(Element data from apps and pages)
<<<<
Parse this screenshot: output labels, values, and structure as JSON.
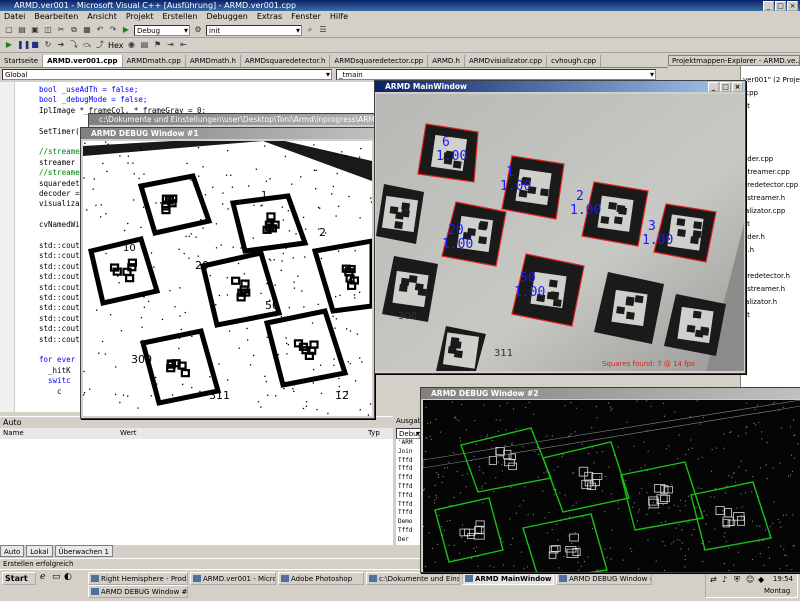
{
  "window": {
    "title": "ARMD.ver001 - Microsoft Visual C++ [Ausführung] - ARMD.ver001.cpp",
    "controls": [
      "_",
      "□",
      "×"
    ]
  },
  "menu": [
    "Datei",
    "Bearbeiten",
    "Ansicht",
    "Projekt",
    "Erstellen",
    "Debuggen",
    "Extras",
    "Fenster",
    "Hilfe"
  ],
  "toolbar": {
    "config_combo": "Debug",
    "function_combo": "init",
    "hex_label": "Hex"
  },
  "doc_tabs": [
    "Startseite",
    "ARMD.ver001.cpp",
    "ARMDmath.cpp",
    "ARMDmath.h",
    "ARMDsquaredetector.h",
    "ARMDsquaredetector.cpp",
    "ARMD.h",
    "ARMDvisializator.cpp",
    "cvhough.cpp"
  ],
  "scope": {
    "left": "Global",
    "right": "_tmain"
  },
  "code_lines": [
    {
      "t": "bool _useAdTh = false;",
      "c": "kw"
    },
    {
      "t": "bool _debugMode = false;",
      "c": "kw"
    },
    {
      "t": "IplImage *_frameCol, *_frameGray = 0;",
      "c": ""
    },
    {
      "t": "",
      "c": ""
    },
    {
      "t": "SetTimer(",
      "c": ""
    },
    {
      "t": "",
      "c": ""
    },
    {
      "t": "//streame",
      "c": "cm"
    },
    {
      "t": "streamer",
      "c": ""
    },
    {
      "t": "//streame",
      "c": "cm"
    },
    {
      "t": "squaredet",
      "c": ""
    },
    {
      "t": "decoder =",
      "c": ""
    },
    {
      "t": "visualiza",
      "c": ""
    },
    {
      "t": "",
      "c": ""
    },
    {
      "t": "cvNamedWi",
      "c": ""
    },
    {
      "t": "",
      "c": ""
    },
    {
      "t": "std::cout",
      "c": ""
    },
    {
      "t": "std::cout",
      "c": ""
    },
    {
      "t": "std::cout",
      "c": ""
    },
    {
      "t": "std::cout",
      "c": ""
    },
    {
      "t": "std::cout",
      "c": ""
    },
    {
      "t": "std::cout",
      "c": ""
    },
    {
      "t": "std::cout",
      "c": ""
    },
    {
      "t": "std::cout",
      "c": ""
    },
    {
      "t": "std::cout",
      "c": ""
    },
    {
      "t": "std::cout",
      "c": ""
    },
    {
      "t": "",
      "c": ""
    },
    {
      "t": "for ever",
      "c": "kw"
    },
    {
      "t": "  _hitK",
      "c": ""
    },
    {
      "t": "  switc",
      "c": "kw"
    },
    {
      "t": "    c",
      "c": ""
    }
  ],
  "solution_explorer": {
    "title": "Projektmappen-Explorer - ARMD.ve...",
    "items": [
      "ver001\" (2 Projekt",
      ".cpp",
      "xt",
      "oder.cpp",
      "dtreamer.cpp",
      "aredetector.cpp",
      "ostreamer.h",
      "ializator.cpp",
      "xt",
      "oder.h",
      "h.h",
      "h",
      "aredetector.h",
      "ostreamer.h",
      "ializator.h",
      "xt"
    ]
  },
  "auto_panel": {
    "title": "Auto",
    "columns": [
      "Name",
      "Wert",
      "Typ"
    ],
    "tabs": [
      "Auto",
      "Lokal",
      "Überwachen 1"
    ]
  },
  "output_panel": {
    "title": "Ausgab",
    "combo": "Debug",
    "lines": [
      "'ARM",
      "Join",
      "Tffd",
      "Tffd",
      "Tffd",
      "Tffd",
      "Tffd",
      "Tffd",
      "Tffd",
      "Demo",
      "Tffd",
      "Der"
    ]
  },
  "status": "Erstellen erfolgreich",
  "cmd_window": {
    "title": "c:\\Dokumente und Einstellungen\\user\\Desktop\\Toni\\Armd\\inprogress\\ARM"
  },
  "debug1": {
    "title": "ARMD DEBUG Window #1",
    "labels": [
      "6",
      "10",
      "1",
      "20",
      "2",
      "50",
      "300",
      "311",
      "12"
    ]
  },
  "main_window": {
    "title": "ARMD MainWindow",
    "detections": [
      {
        "id": "6",
        "score": "1.00"
      },
      {
        "id": "1",
        "score": "1.00"
      },
      {
        "id": "2",
        "score": "1.00"
      },
      {
        "id": "3",
        "score": "1.00"
      },
      {
        "id": "20",
        "score": "1.00"
      },
      {
        "id": "50",
        "score": "1.00"
      }
    ],
    "paper_labels": [
      "300",
      "311"
    ],
    "status_text": "Squares found: 7 @ 14 fps"
  },
  "debug2": {
    "title": "ARMD DEBUG Window #2"
  },
  "taskbar": {
    "start": "Start",
    "tasks": [
      "Right Hemisphere - Prod...",
      "ARMD.ver001 - Microsof...",
      "Adobe Photoshop",
      "c:\\Dokumente und Einste...",
      "ARMD MainWindow",
      "ARMD DEBUG Window #1",
      "ARMD DEBUG Window #2"
    ],
    "clock": "19:54",
    "day": "Montag"
  },
  "colors": {
    "title_active": "#0a246a",
    "detect_red": "#e02020",
    "detect_blue": "#1a1aff",
    "edge_green": "#18c018"
  }
}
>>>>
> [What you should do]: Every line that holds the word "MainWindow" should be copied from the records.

> [Answer below]:
    "title": "ARMD MainWindow",
      "ARMD MainWindow",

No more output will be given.